If you grew up in BC, you might remember school trips to see the salmon run when you were a kid.
The number of salmon was astounding. So was the smell. Phew!
In recent years, though, our salmon have dwindled. With them goes that famous smell and all the nourishment they bring. Nutrients from spawning salmon feed our forests and creatures big and small.
But, this year, we have the best news!
Pink salmon have made a huge comeback!
Alexandra Morton is an independent marine biologist who tracks salmon around VanIsle. She called this year’s return of Pink salmon “epic.”
“These fish are feeding eagles, bears, the trees that are sucking carbon out of our atmosphere, people…. There are millions flowing in a living river down east Vancouver Island,” she said on Facebook.
And she’s not the only one who’s noticed.
Vancouver Islanders have chimed in on social media. Some talked about crying tears of joy. They’re glad there’s so many salmon jumping this year. There have been so many Pinks some folks even thought they were dolphins!

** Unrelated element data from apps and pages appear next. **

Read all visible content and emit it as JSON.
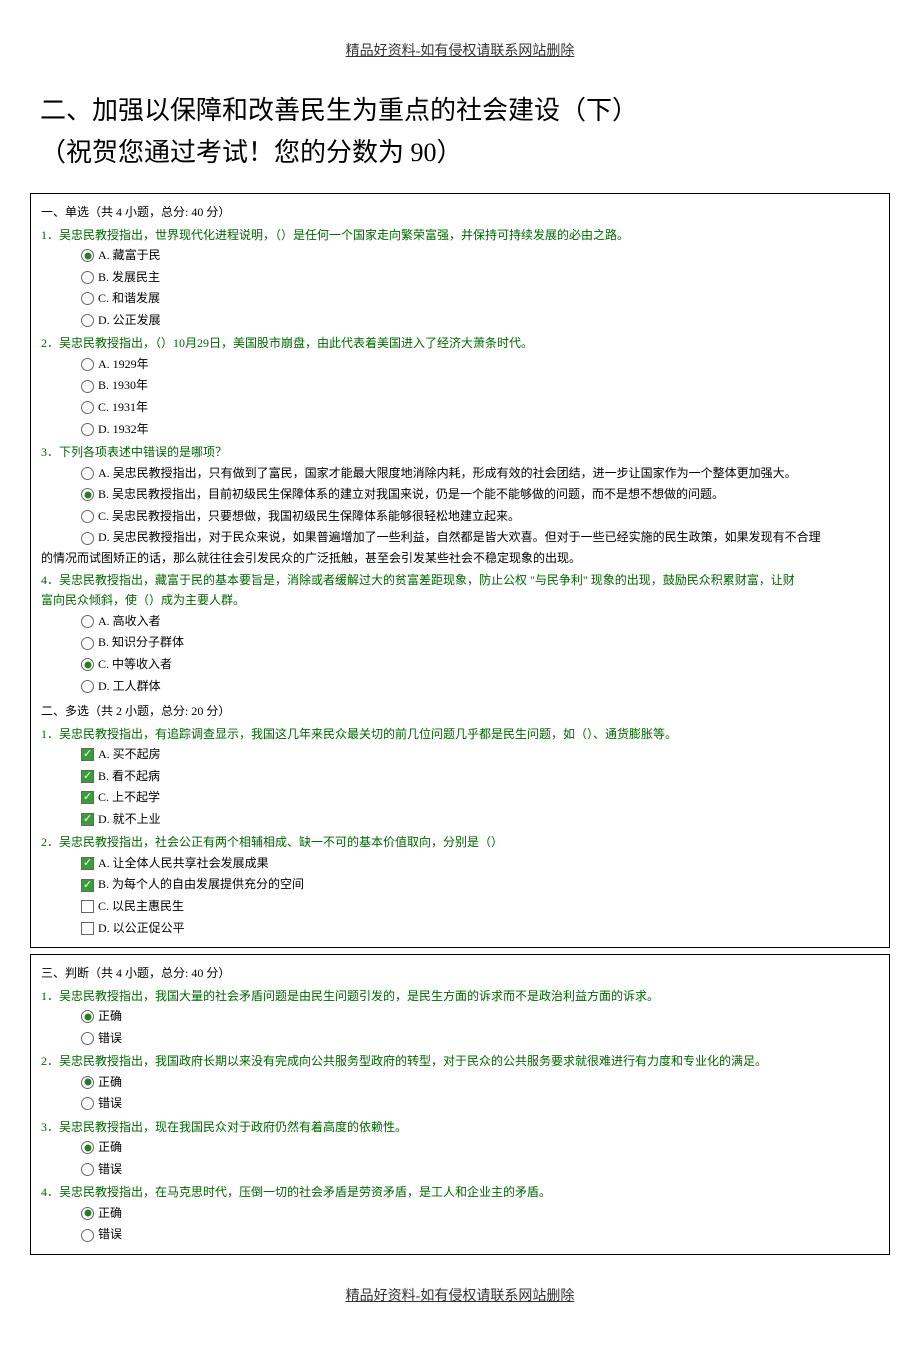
{
  "header_note": "精品好资料-如有侵权请联系网站删除",
  "footer_note": "精品好资料-如有侵权请联系网站删除",
  "main_title": "二、加强以保障和改善民生为重点的社会建设（下）",
  "sub_title": "（祝贺您通过考试！您的分数为 90）",
  "sections": {
    "s1": {
      "title": "一、单选（共 4 小题，总分: 40 分）",
      "q1": {
        "text": "1．吴忠民教授指出，世界现代化进程说明，（）是任何一个国家走向繁荣富强，并保持可持续发展的必由之路。",
        "a": "A. 藏富于民",
        "b": "B. 发展民主",
        "c": "C. 和谐发展",
        "d": "D. 公正发展"
      },
      "q2": {
        "text": "2．吴忠民教授指出，（）10月29日，美国股市崩盘，由此代表着美国进入了经济大萧条时代。",
        "a": "A. 1929年",
        "b": "B. 1930年",
        "c": "C. 1931年",
        "d": "D. 1932年"
      },
      "q3": {
        "text": "3．下列各项表述中错误的是哪项？",
        "a": "A. 吴忠民教授指出，只有做到了富民，国家才能最大限度地消除内耗，形成有效的社会团结，进一步让国家作为一个整体更加强大。",
        "b": "B. 吴忠民教授指出，目前初级民生保障体系的建立对我国来说，仍是一个能不能够做的问题，而不是想不想做的问题。",
        "c": "C. 吴忠民教授指出，只要想做，我国初级民生保障体系能够很轻松地建立起来。",
        "d": "D. 吴忠民教授指出，对于民众来说，如果普遍增加了一些利益，自然都是皆大欢喜。但对于一些已经实施的民生政策，如果发现有不合理",
        "d_cont": "的情况而试图矫正的话，那么就往往会引发民众的广泛抵触，甚至会引发某些社会不稳定现象的出现。"
      },
      "q4": {
        "text": "4．吴忠民教授指出，藏富于民的基本要旨是，消除或者缓解过大的贫富差距现象，防止公权 \"与民争利\" 现象的出现，鼓励民众积累财富，让财",
        "text_cont": "富向民众倾斜，使（）成为主要人群。",
        "a": "A. 高收入者",
        "b": "B. 知识分子群体",
        "c": "C. 中等收入者",
        "d": "D. 工人群体"
      }
    },
    "s2": {
      "title": "二、多选（共 2 小题，总分: 20 分）",
      "q1": {
        "text": "1．吴忠民教授指出，有追踪调查显示，我国这几年来民众最关切的前几位问题几乎都是民生问题，如（）、通货膨胀等。",
        "a": "A. 买不起房",
        "b": "B. 看不起病",
        "c": "C. 上不起学",
        "d": "D. 就不上业"
      },
      "q2": {
        "text": "2．吴忠民教授指出，社会公正有两个相辅相成、缺一不可的基本价值取向，分别是（）",
        "a": "A. 让全体人民共享社会发展成果",
        "b": "B. 为每个人的自由发展提供充分的空间",
        "c": "C. 以民主惠民生",
        "d": "D. 以公正促公平"
      }
    },
    "s3": {
      "title": "三、判断（共 4 小题，总分: 40 分）",
      "q1": {
        "text": "1．吴忠民教授指出，我国大量的社会矛盾问题是由民生问题引发的，是民生方面的诉求而不是政治利益方面的诉求。",
        "a": "正确",
        "b": "错误"
      },
      "q2": {
        "text": "2．吴忠民教授指出，我国政府长期以来没有完成向公共服务型政府的转型，对于民众的公共服务要求就很难进行有力度和专业化的满足。",
        "a": "正确",
        "b": "错误"
      },
      "q3": {
        "text": "3．吴忠民教授指出，现在我国民众对于政府仍然有着高度的依赖性。",
        "a": "正确",
        "b": "错误"
      },
      "q4": {
        "text": "4．吴忠民教授指出，在马克思时代，压倒一切的社会矛盾是劳资矛盾，是工人和企业主的矛盾。",
        "a": "正确",
        "b": "错误"
      }
    }
  }
}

“When out on Sunday I have never seen so many pinks jumping, mayne passage, Cordero channel, philips arm and nodallas channel …in Phillips arm there were so many jumping I thought they were dolphins from a far,” said Facebook user Andrew Rice.
It’s a summer of abundance after years of decline. But this underdog story didn’t just come out of thin air. It came from years of hard work.
And the work needs to continue. Fisheries Minister Joyce Murray has renewed licenses for factory fish farms outside the Discovery Islands for another two years. Wild salmon are not out of the woods yet. But this year’s Pinks are good news indeed.
Pink salmon have the shortest spawning cycle of all west coast salmon. They only live for two years, which means the Pinks swimming home now were the same ones who left their river last year.
“I examined these pinks when they were babies on their way out to sea in 2021,” Morton said on Facebook. “That was the first year the salmon farms were removed from the Discovery Islands by the brave Minister Bernadette Jordan.”
Minister Jordan had ordered all factory fish farms removed from the Discovery Islands. It was a controversial decision. But removing the factories meant there were fewer sea lice on the juveniles leaving the river. They had a better shot at living long enough to get strong and come home to spawn.
“They were beautiful, fat and sassy little smolts. And now unbelievably they are not only abundant, they are big,” Morton said.
“Next year the other species will begin to return – these pinks are heroes, I love their generosity and resilience!”
We’ll continue to follow these salmons as they swim upriver to spawn in the fall.
Hopefully, next year we’ll be able to bring you more comeback stories!